At 42, Robert F. Kennedy was seeking nomination as Democrat presidential candidate. Yet no one realised that history was about to repeat itself in a brutal and shocking way.
6.30pm, Tuesday, June 4, 1968. Malibu, California
All day, Californians have been voting in a crucial primary. If Robert Kennedy wins, he’ll almost certainly get the Democratic nomination — then run for President against the Republicans‘ Richard Nixon.
Right now, Bobby — as everyone calls him — is setting off for his campaign HQ in downtown Los Angeles. Film director John Frankenheimer is at the wheel.
Bobby slumps exhausted in the passenger seat of his friend’s Rolls-Royce. For the past 80 days, he’s been criss-crossing America. In most places, he’s been greeted like a rock star, with people frantically trying to reach out and touch him.

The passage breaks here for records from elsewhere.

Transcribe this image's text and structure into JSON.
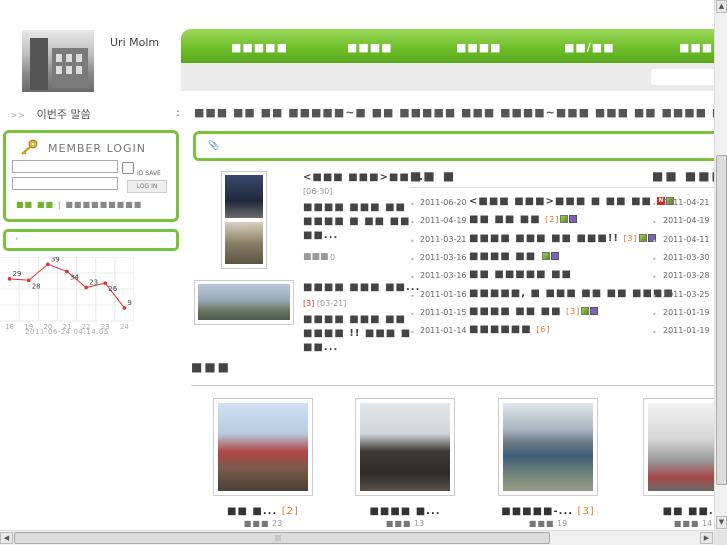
{
  "logo": {
    "text": "Uri Molm"
  },
  "nav": {
    "items": [
      "■■■■■",
      "■■■■",
      "■■■■",
      "■■/■■",
      "■■■"
    ]
  },
  "weekly": {
    "arrows": ">>",
    "label": "이번주 말씀",
    "colon": ":"
  },
  "login": {
    "title": "MEMBER  LOGIN",
    "id_save": "ID SAVE",
    "button": "LOG IN",
    "links_green": "■■ ■■",
    "links_sep": "|",
    "links_gray": "■■■■■■■■■"
  },
  "side_box2": {
    "chevron": "›"
  },
  "chart_data": {
    "type": "line",
    "x": [
      "18",
      "19",
      "20",
      "21",
      "22",
      "23",
      "24"
    ],
    "values": [
      29,
      28,
      39,
      34,
      23,
      26,
      9
    ],
    "date_label": "2011-06-24 04:14:05",
    "color": "#e03030"
  },
  "headline": "■■■ ■■ ■■ ■■■■■~■ ■■ ■■■■■ ■■■ ■■■■~■■■ ■■■ ■■ ■■■■ ■■■■■",
  "notice": {
    "pin": "📎"
  },
  "articles": [
    {
      "title": "<■■■ ■■■>■■ ...",
      "date": "[06-30]",
      "body1": "■■■■ ■■■ ■■",
      "body2": "■■■■ ■ ■■ ■■",
      "body3": "■■...",
      "count": "0"
    },
    {
      "title": "■■■■ ■■■ ■■...",
      "num": "[3]",
      "date": "[03-21]",
      "body1": "■■■■ ■■■ ■■",
      "body2": "■■■■ !! ■■■ ■",
      "body3": "■■..."
    }
  ],
  "col2": {
    "title": "■■ ■",
    "rows": [
      {
        "date": "2011-06-20",
        "title": "<■■■ ■■■>■■■ ■ ■■ ■■",
        "count": ""
      },
      {
        "date": "2011-04-19",
        "title": "■■ ■■ ■■",
        "count": "[2]"
      },
      {
        "date": "2011-03-21",
        "title": "■■■■ ■■■ ■■ ■■■!!",
        "count": "[3]"
      },
      {
        "date": "2011-03-16",
        "title": "■■■■ ■■",
        "count": ""
      },
      {
        "date": "2011-03-16",
        "title": "■■ ■■■■■ ■■",
        "count": ""
      },
      {
        "date": "2011-01-16",
        "title": "■■■■■, ■ ■■■ ■■ ■■ ■■■■",
        "count": ""
      },
      {
        "date": "2011-01-15",
        "title": "■■■■ ■■ ■■",
        "count": "[3]"
      },
      {
        "date": "2011-01-14",
        "title": "■■■■■■",
        "count": "[6]"
      }
    ]
  },
  "col3": {
    "title": "■■ ■■■",
    "dates": [
      "2011-04-21",
      "2011-04-19",
      "2011-04-11",
      "2011-03-30",
      "2011-03-28",
      "2011-03-25",
      "2011-01-19",
      "2011-01-19"
    ]
  },
  "gallery": {
    "title": "■■■",
    "items": [
      {
        "caption": "■■ ■...",
        "comments": "[2]",
        "views_label": "■■■",
        "views": "23"
      },
      {
        "caption": "■■■■ ■...",
        "comments": "",
        "views_label": "■■■",
        "views": "13"
      },
      {
        "caption": "■■■■■-...",
        "comments": "[3]",
        "views_label": "■■■",
        "views": "19"
      },
      {
        "caption": "■■ ■■...",
        "comments": "",
        "views_label": "■■■",
        "views": "14"
      }
    ]
  },
  "scroll": {
    "up": "▲",
    "down": "▼",
    "left": "◀",
    "right": "▶",
    "grip": "|||"
  }
}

The man currently in the White House, Lyndon B. Johnson, has seen the writing on the wall — he recently announced he won’t be running.
The allure of another President Kennedy, almost five years after the assassination of JFK, is just too strong.
Whether Bobby can beat Nixon is another matter. Not everyone approves of his determination to end racial inequality or his constant talk of radical change. In Washington DC, he’s clashed with everyone from the military establishment to the FBI and CIA.
Back on the freeway, Bobby suddenly realises that Frankenheimer is driving too fast. ‘Take it easy, John,’ he says. ‘Life’s too short.’
8.10pm, Los Angeles
Frankenheimer’s Rolls pulls into the Ambassador Hotel car park.
12am, Wednesday, June 5. Ambassador Hotel, LA
‘We want Bobby! We want Bobby!’ The Embassy Room…